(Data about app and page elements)
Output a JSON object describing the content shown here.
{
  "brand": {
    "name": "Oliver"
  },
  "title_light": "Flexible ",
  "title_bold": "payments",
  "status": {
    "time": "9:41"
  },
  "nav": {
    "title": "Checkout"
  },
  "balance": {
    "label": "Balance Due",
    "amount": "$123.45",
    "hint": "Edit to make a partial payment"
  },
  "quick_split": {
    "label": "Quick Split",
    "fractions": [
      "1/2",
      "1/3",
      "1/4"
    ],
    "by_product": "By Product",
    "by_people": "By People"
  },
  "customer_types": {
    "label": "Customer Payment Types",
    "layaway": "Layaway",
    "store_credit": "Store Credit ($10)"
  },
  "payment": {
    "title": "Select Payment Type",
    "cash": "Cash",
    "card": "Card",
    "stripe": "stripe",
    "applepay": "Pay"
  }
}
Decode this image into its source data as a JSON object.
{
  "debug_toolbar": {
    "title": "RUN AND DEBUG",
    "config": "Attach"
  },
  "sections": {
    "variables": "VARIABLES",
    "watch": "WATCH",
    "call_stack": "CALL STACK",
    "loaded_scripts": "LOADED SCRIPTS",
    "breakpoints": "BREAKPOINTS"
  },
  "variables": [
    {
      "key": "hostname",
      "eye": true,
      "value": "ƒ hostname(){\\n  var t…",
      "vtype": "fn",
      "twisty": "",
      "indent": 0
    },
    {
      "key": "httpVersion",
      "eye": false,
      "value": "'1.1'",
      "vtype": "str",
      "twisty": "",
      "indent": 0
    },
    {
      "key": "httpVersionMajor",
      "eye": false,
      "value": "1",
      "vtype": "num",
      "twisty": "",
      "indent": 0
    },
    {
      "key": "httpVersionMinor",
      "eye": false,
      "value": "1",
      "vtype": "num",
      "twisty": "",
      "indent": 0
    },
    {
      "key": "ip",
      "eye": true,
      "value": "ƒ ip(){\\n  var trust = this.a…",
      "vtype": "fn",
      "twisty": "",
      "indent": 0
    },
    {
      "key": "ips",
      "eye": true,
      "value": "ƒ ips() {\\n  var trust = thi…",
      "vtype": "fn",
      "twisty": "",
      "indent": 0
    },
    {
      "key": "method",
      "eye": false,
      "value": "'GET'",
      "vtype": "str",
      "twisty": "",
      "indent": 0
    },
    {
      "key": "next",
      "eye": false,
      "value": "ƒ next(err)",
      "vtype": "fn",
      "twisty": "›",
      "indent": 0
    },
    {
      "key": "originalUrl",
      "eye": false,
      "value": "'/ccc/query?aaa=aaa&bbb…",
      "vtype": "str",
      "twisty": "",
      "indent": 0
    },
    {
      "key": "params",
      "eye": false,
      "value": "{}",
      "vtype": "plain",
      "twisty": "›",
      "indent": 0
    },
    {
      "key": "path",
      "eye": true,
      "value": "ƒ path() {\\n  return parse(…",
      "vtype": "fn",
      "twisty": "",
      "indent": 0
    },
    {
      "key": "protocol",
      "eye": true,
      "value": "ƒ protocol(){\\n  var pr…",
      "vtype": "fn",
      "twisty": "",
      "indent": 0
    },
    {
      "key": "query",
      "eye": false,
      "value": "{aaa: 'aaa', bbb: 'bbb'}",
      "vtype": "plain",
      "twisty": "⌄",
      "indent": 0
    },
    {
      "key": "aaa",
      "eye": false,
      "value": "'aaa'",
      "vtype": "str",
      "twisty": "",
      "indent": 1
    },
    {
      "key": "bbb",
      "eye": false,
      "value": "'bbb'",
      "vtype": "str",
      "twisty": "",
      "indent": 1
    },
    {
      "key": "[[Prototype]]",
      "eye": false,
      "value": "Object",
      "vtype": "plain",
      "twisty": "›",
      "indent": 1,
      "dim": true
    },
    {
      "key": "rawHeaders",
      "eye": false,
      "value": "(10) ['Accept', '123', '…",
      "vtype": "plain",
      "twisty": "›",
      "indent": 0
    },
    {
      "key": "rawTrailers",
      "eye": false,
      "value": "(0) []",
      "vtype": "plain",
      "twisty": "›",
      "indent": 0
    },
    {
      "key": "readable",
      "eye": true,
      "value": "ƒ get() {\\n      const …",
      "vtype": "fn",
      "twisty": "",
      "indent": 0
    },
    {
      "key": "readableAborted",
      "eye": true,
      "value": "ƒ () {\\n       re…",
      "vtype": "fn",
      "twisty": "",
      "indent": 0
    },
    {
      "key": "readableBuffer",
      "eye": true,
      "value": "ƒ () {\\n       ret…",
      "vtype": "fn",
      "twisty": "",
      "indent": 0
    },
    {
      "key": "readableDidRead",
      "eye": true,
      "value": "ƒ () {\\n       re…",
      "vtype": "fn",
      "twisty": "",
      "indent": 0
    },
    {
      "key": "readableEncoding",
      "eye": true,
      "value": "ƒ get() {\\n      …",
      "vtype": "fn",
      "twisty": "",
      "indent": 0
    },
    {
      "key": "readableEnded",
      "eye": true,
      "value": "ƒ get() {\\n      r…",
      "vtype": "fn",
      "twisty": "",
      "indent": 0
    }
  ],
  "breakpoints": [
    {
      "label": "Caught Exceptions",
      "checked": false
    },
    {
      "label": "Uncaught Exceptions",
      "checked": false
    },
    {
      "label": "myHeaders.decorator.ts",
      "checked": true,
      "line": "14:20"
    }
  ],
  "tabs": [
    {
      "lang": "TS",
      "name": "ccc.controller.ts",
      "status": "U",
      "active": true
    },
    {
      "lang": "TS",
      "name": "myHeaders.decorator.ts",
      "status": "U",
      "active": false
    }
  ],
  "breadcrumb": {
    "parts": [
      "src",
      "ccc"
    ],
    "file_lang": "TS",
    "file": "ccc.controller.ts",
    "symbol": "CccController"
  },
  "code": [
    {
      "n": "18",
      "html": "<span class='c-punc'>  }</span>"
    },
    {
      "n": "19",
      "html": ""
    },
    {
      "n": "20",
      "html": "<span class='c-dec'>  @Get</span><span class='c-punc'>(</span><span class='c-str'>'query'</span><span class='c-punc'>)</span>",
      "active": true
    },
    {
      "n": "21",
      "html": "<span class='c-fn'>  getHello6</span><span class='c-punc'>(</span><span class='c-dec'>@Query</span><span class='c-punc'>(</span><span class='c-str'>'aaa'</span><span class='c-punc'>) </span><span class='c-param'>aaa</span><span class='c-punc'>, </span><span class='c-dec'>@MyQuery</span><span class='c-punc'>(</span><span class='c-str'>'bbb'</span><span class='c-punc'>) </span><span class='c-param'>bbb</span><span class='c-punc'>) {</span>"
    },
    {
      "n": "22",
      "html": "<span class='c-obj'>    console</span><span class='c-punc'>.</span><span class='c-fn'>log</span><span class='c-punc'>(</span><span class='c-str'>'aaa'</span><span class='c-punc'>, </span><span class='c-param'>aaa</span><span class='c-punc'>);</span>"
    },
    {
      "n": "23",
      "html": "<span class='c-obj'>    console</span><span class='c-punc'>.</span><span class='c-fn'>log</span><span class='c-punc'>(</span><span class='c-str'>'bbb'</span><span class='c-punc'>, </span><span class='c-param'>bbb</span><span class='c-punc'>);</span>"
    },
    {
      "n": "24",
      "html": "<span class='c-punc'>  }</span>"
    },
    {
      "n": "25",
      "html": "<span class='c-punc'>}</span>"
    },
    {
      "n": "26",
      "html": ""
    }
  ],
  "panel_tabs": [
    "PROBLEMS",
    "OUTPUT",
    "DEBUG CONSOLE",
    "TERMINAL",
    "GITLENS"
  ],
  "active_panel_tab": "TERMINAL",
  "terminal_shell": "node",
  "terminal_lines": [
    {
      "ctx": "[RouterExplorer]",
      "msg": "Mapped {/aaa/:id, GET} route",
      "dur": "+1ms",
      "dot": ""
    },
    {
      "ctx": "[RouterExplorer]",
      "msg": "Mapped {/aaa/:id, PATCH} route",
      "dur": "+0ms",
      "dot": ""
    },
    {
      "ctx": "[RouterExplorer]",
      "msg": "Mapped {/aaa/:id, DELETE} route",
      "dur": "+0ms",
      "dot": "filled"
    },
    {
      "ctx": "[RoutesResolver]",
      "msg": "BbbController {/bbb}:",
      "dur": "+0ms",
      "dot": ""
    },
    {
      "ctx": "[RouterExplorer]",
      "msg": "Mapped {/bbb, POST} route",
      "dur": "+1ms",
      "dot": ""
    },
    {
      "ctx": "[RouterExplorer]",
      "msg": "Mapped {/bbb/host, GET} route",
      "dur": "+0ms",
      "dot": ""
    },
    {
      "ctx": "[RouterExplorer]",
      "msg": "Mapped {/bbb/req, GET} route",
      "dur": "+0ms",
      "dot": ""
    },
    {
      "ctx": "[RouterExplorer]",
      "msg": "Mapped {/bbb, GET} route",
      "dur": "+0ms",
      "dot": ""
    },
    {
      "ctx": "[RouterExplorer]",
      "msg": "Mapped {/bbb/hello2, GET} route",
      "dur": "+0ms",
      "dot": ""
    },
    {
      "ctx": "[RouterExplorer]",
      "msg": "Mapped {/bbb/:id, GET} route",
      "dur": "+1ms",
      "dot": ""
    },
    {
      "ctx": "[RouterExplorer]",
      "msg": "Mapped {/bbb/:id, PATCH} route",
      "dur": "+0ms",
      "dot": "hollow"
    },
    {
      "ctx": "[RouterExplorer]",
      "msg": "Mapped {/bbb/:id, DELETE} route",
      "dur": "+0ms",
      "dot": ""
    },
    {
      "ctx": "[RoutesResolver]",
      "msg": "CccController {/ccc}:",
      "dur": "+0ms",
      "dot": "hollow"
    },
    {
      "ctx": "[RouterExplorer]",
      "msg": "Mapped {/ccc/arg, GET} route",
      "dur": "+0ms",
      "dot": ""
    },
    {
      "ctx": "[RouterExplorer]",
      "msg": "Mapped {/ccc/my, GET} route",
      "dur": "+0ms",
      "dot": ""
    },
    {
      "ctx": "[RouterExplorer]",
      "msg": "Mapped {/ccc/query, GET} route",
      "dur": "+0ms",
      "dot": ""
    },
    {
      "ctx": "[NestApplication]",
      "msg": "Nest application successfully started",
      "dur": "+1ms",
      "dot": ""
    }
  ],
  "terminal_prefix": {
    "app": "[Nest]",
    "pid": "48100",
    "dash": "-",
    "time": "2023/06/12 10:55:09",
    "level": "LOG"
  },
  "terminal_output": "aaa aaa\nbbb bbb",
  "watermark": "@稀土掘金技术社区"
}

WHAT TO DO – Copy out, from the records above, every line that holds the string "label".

RESPONSE TO THIS TASK –
    "label": "Balance Due",
    "label": "Quick Split",
    "label": "Customer Payment Types",
      "label": "Caught Exceptions",
      "label": "Uncaught Exceptions",
      "label": "myHeaders.decorator.ts",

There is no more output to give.